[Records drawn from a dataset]

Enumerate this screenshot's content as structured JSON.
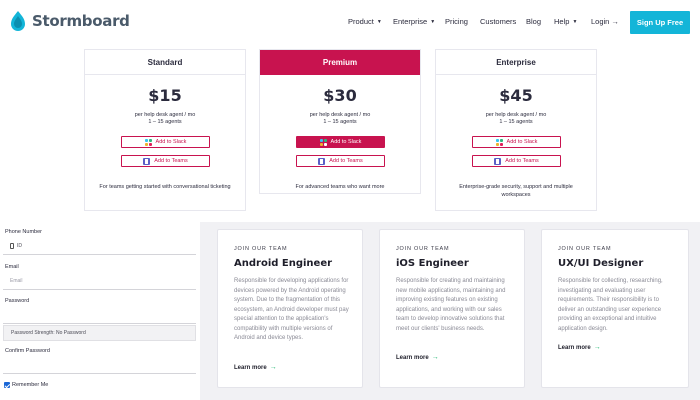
{
  "nav": {
    "logo_text": "Stormboard",
    "items": [
      {
        "label": "Product",
        "dropdown": true
      },
      {
        "label": "Enterprise",
        "dropdown": true
      },
      {
        "label": "Pricing",
        "dropdown": false
      },
      {
        "label": "Customers",
        "dropdown": false
      },
      {
        "label": "Blog",
        "dropdown": false
      },
      {
        "label": "Help",
        "dropdown": true
      },
      {
        "label": "Login →",
        "dropdown": false
      }
    ],
    "signup_label": "Sign Up Free",
    "signup_color": "#13b5d8"
  },
  "plans": [
    {
      "name": "Standard",
      "price": "$15",
      "sub1": "per help desk agent / mo",
      "sub2": "1 – 15 agents",
      "slack_label": "Add to Slack",
      "teams_label": "Add to Teams",
      "desc": "For teams getting started with conversational ticketing"
    },
    {
      "name": "Premium",
      "price": "$30",
      "sub1": "per help desk agent / mo",
      "sub2": "1 – 15 agents",
      "slack_label": "Add to Slack",
      "teams_label": "Add to Teams",
      "desc": "For advanced teams who want more"
    },
    {
      "name": "Enterprise",
      "price": "$45",
      "sub1": "per help desk agent / mo",
      "sub2": "1 – 15 agents",
      "slack_label": "Add to Slack",
      "teams_label": "Add to Teams",
      "desc": "Enterprise-grade security, support and multiple workspaces"
    }
  ],
  "accent_color": "#c8134f",
  "form": {
    "phone_label": "Phone Number",
    "phone_value": "ID",
    "email_label": "Email",
    "email_placeholder": "Email",
    "password_label": "Password",
    "password_value": "Password Strength: No Password",
    "confirm_label": "Confirm Password",
    "remember_label": "Remember Me",
    "remember_checked": true
  },
  "jobs": [
    {
      "eyebrow": "JOIN OUR TEAM",
      "title": "Android Engineer",
      "desc": "Responsible for developing applications for devices powered by the Android operating system. Due to the fragmentation of this ecosystem, an Android developer must pay special attention to the application's compatibility with multiple versions of Android and device types.",
      "link": "Learn more"
    },
    {
      "eyebrow": "JOIN OUR TEAM",
      "title": "iOS Engineer",
      "desc": "Responsible for creating and maintaining new mobile applications, maintaining and improving existing features on existing applications, and working with our sales team to develop innovative solutions that meet our clients' business needs.",
      "link": "Learn more"
    },
    {
      "eyebrow": "JOIN OUR TEAM",
      "title": "UX/UI Designer",
      "desc": "Responsible for collecting, researching, investigating and evaluating user requirements. Their responsibility is to deliver an outstanding user experience providing an exceptional and intuitive application design.",
      "link": "Learn more"
    }
  ]
}
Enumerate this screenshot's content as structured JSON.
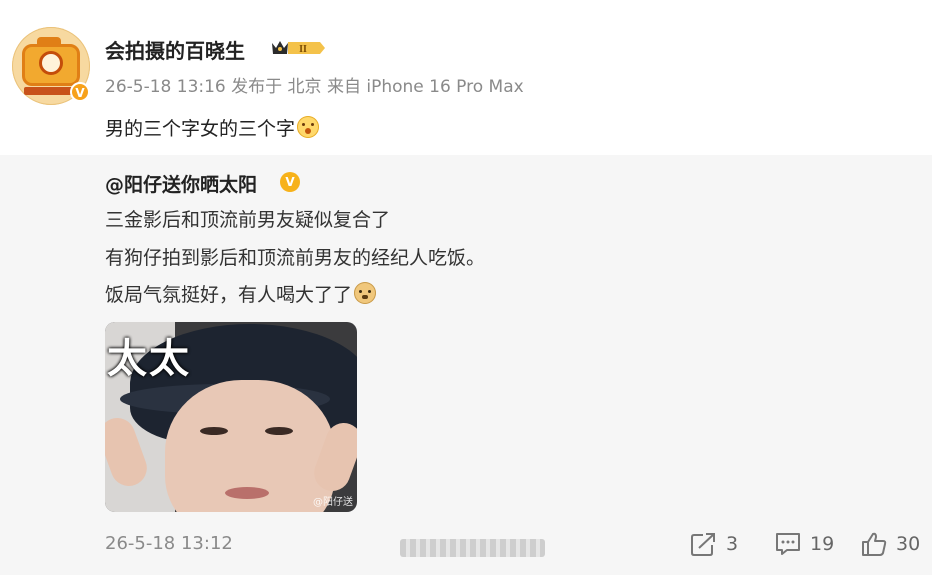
{
  "post": {
    "author": "会拍摄的百晓生",
    "verified_mark": "V",
    "meta": "26-5-18 13:16 发布于 北京 来自 iPhone 16 Pro Max",
    "text": "男的三个字女的三个字",
    "text_emoji": "surprised-face-emoji",
    "badge_icon": "crown-level-badge-icon"
  },
  "repost": {
    "author": "@阳仔送你晒太阳",
    "verified_mark": "V",
    "lines": [
      "三金影后和顶流前男友疑似复合了",
      "有狗仔拍到影后和顶流前男友的经纪人吃饭。",
      "饭局气氛挺好，有人喝大了了"
    ],
    "line3_emoji": "doge-emoji",
    "image_overlay_text": "太太",
    "image_watermark": "@阳仔送",
    "time": "26-5-18 13:12",
    "actions": {
      "repost_count": "3",
      "comment_count": "19",
      "like_count": "30"
    }
  },
  "colors": {
    "accent": "#f7a11a",
    "repost_bg": "#f6f6f6",
    "meta_text": "#8a8a8a"
  }
}
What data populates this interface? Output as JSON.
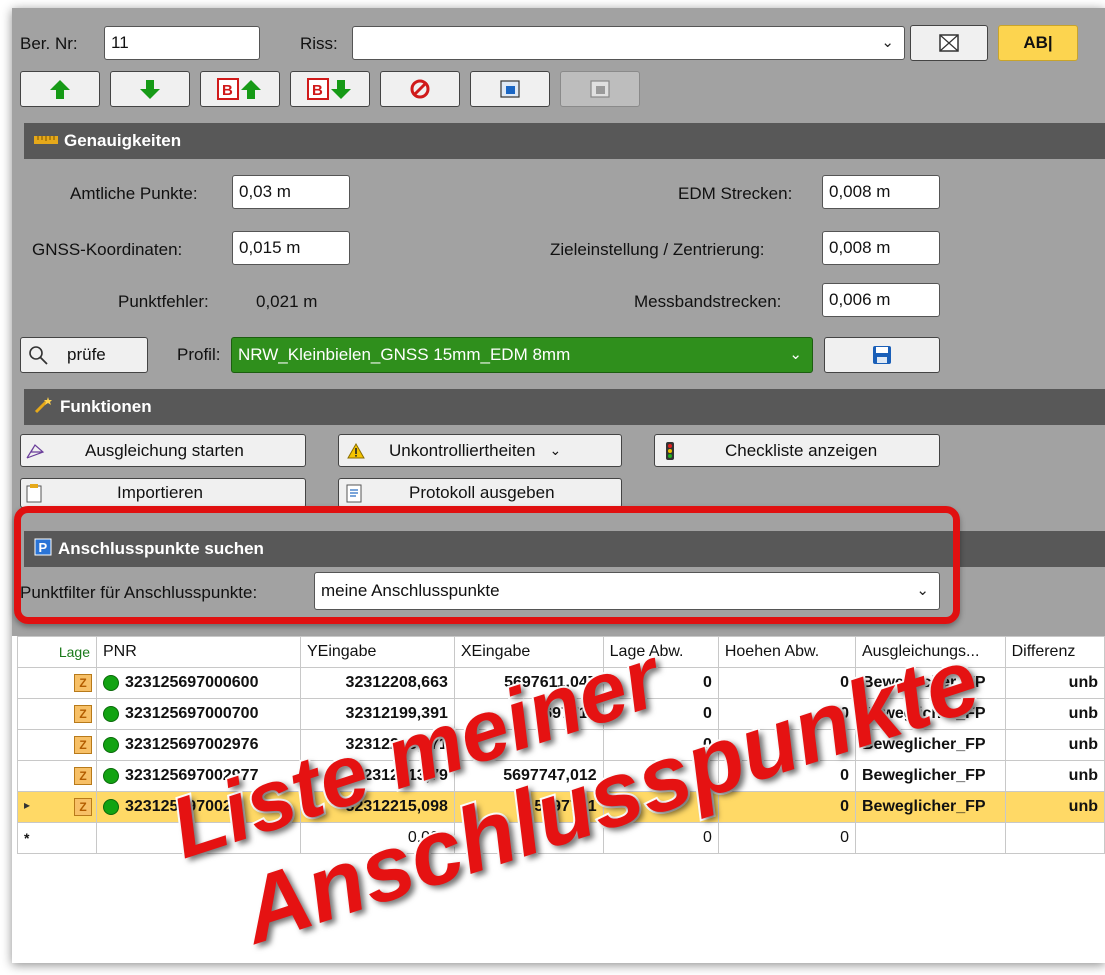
{
  "toolbar": {
    "ber_nr_label": "Ber. Nr:",
    "ber_nr_value": "11",
    "riss_label": "Riss:",
    "riss_value": "",
    "ab_label": "AB|"
  },
  "genauigkeiten": {
    "title": "Genauigkeiten",
    "amtliche_label": "Amtliche Punkte:",
    "amtliche_value": "0,03 m",
    "gnss_label": "GNSS-Koordinaten:",
    "gnss_value": "0,015 m",
    "punktfehler_label": "Punktfehler:",
    "punktfehler_value": "0,021 m",
    "edm_label": "EDM Strecken:",
    "edm_value": "0,008 m",
    "ziel_label": "Zieleinstellung / Zentrierung:",
    "ziel_value": "0,008 m",
    "messband_label": "Messbandstrecken:",
    "messband_value": "0,006 m",
    "pruefe_label": "prüfe",
    "profil_label": "Profil:",
    "profil_value": "NRW_Kleinbielen_GNSS 15mm_EDM 8mm"
  },
  "funktionen": {
    "title": "Funktionen",
    "ausgleichung_label": "Ausgleichung starten",
    "unkontrolliert_label": "Unkontrolliertheiten",
    "checkliste_label": "Checkliste anzeigen",
    "importieren_label": "Importieren",
    "protokoll_label": "Protokoll ausgeben"
  },
  "anschluss": {
    "title": "Anschlusspunkte suchen",
    "filter_label": "Punktfilter für Anschlusspunkte:",
    "filter_value": "meine Anschlusspunkte"
  },
  "table": {
    "headers": [
      "Lage",
      "PNR",
      "YEingabe",
      "XEingabe",
      "Lage Abw.",
      "Hoehen Abw.",
      "Ausgleichungs...",
      "Differenz"
    ],
    "rows": [
      {
        "pnr": "323125697000600",
        "y": "32312208,663",
        "x": "5697611,047",
        "lage": "0",
        "hoehe": "0",
        "ausg": "Beweglicher_FP",
        "diff": "unb"
      },
      {
        "pnr": "323125697000700",
        "y": "32312199,391",
        "x": "5697717",
        "lage": "0",
        "hoehe": "0",
        "ausg": "Beweglicher_FP",
        "diff": "unb"
      },
      {
        "pnr": "323125697002976",
        "y": "32312213,271",
        "x": "",
        "lage": "0",
        "hoehe": "0",
        "ausg": "Beweglicher_FP",
        "diff": "unb"
      },
      {
        "pnr": "323125697002977",
        "y": "32312213,79",
        "x": "5697747,012",
        "lage": "",
        "hoehe": "0",
        "ausg": "Beweglicher_FP",
        "diff": "unb"
      },
      {
        "pnr": "323125697002",
        "y": "32312215,098",
        "x": "5697751",
        "lage": "",
        "hoehe": "0",
        "ausg": "Beweglicher_FP",
        "diff": "unb"
      }
    ],
    "new_row": {
      "y": "0,000",
      "lage": "0",
      "hoehe": "0"
    },
    "row_marker": "▸",
    "new_marker": "*"
  },
  "overlay": {
    "line1": "Liste meiner",
    "line2": "Anschlusspunkte"
  },
  "colors": {
    "profile_green": "#2f8f1c",
    "highlight_red": "#e01010",
    "selected_row": "#ffd966",
    "section_header": "#585858"
  }
}
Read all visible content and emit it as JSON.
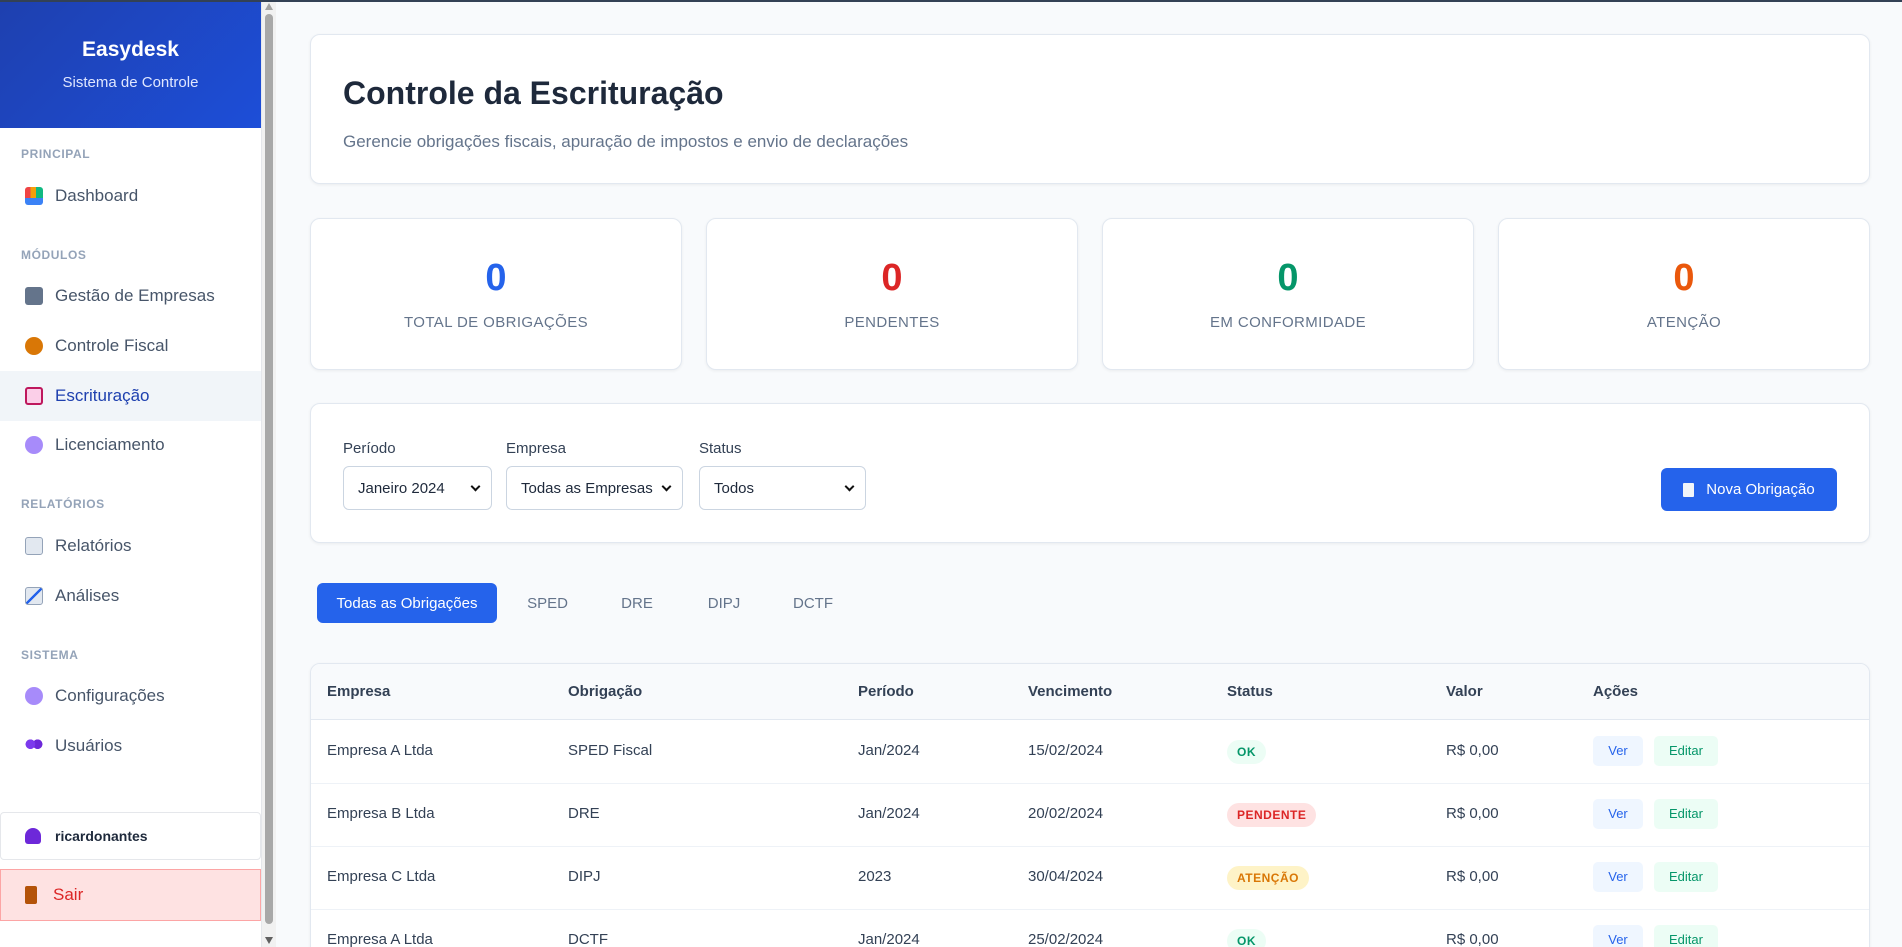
{
  "app": {
    "name": "Easydesk",
    "subtitle": "Sistema de Controle"
  },
  "sidebar": {
    "sections": [
      {
        "title": "PRINCIPAL"
      },
      {
        "title": "MÓDULOS"
      },
      {
        "title": "RELATÓRIOS"
      },
      {
        "title": "SISTEMA"
      }
    ],
    "items": [
      {
        "label": "Dashboard",
        "icon": "chart-bar-icon"
      },
      {
        "label": "Gestão de Empresas",
        "icon": "building-icon"
      },
      {
        "label": "Controle Fiscal",
        "icon": "money-bag-icon"
      },
      {
        "label": "Escrituração",
        "icon": "clipboard-icon",
        "active": true
      },
      {
        "label": "Licenciamento",
        "icon": "gear-icon"
      },
      {
        "label": "Relatórios",
        "icon": "document-icon"
      },
      {
        "label": "Análises",
        "icon": "chart-line-icon"
      },
      {
        "label": "Configurações",
        "icon": "gear-icon"
      },
      {
        "label": "Usuários",
        "icon": "users-icon"
      }
    ],
    "user": "ricardonantes",
    "logout": "Sair"
  },
  "header": {
    "title": "Controle da Escrituração",
    "subtitle": "Gerencie obrigações fiscais, apuração de impostos e envio de declarações"
  },
  "stats": [
    {
      "value": "0",
      "label": "TOTAL DE OBRIGAÇÕES",
      "color": "#2563eb"
    },
    {
      "value": "0",
      "label": "PENDENTES",
      "color": "#dc2626"
    },
    {
      "value": "0",
      "label": "EM CONFORMIDADE",
      "color": "#059669"
    },
    {
      "value": "0",
      "label": "ATENÇÃO",
      "color": "#ea580c"
    }
  ],
  "filters": {
    "periodo": {
      "label": "Período",
      "value": "Janeiro 2024"
    },
    "empresa": {
      "label": "Empresa",
      "value": "Todas as Empresas"
    },
    "status": {
      "label": "Status",
      "value": "Todos"
    },
    "new_button": "Nova Obrigação"
  },
  "tabs": [
    "Todas as Obrigações",
    "SPED",
    "DRE",
    "DIPJ",
    "DCTF"
  ],
  "table": {
    "columns": [
      "Empresa",
      "Obrigação",
      "Período",
      "Vencimento",
      "Status",
      "Valor",
      "Ações"
    ],
    "rows": [
      {
        "empresa": "Empresa A Ltda",
        "obrigacao": "SPED Fiscal",
        "periodo": "Jan/2024",
        "vencimento": "15/02/2024",
        "status": "OK",
        "valor": "R$ 0,00"
      },
      {
        "empresa": "Empresa B Ltda",
        "obrigacao": "DRE",
        "periodo": "Jan/2024",
        "vencimento": "20/02/2024",
        "status": "PENDENTE",
        "valor": "R$ 0,00"
      },
      {
        "empresa": "Empresa C Ltda",
        "obrigacao": "DIPJ",
        "periodo": "2023",
        "vencimento": "30/04/2024",
        "status": "ATENÇÃO",
        "valor": "R$ 0,00"
      },
      {
        "empresa": "Empresa A Ltda",
        "obrigacao": "DCTF",
        "periodo": "Jan/2024",
        "vencimento": "25/02/2024",
        "status": "OK",
        "valor": "R$ 0,00"
      }
    ],
    "actions": {
      "view": "Ver",
      "edit": "Editar"
    }
  }
}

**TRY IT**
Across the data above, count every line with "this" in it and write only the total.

**EXERCISE OUTPUT**
4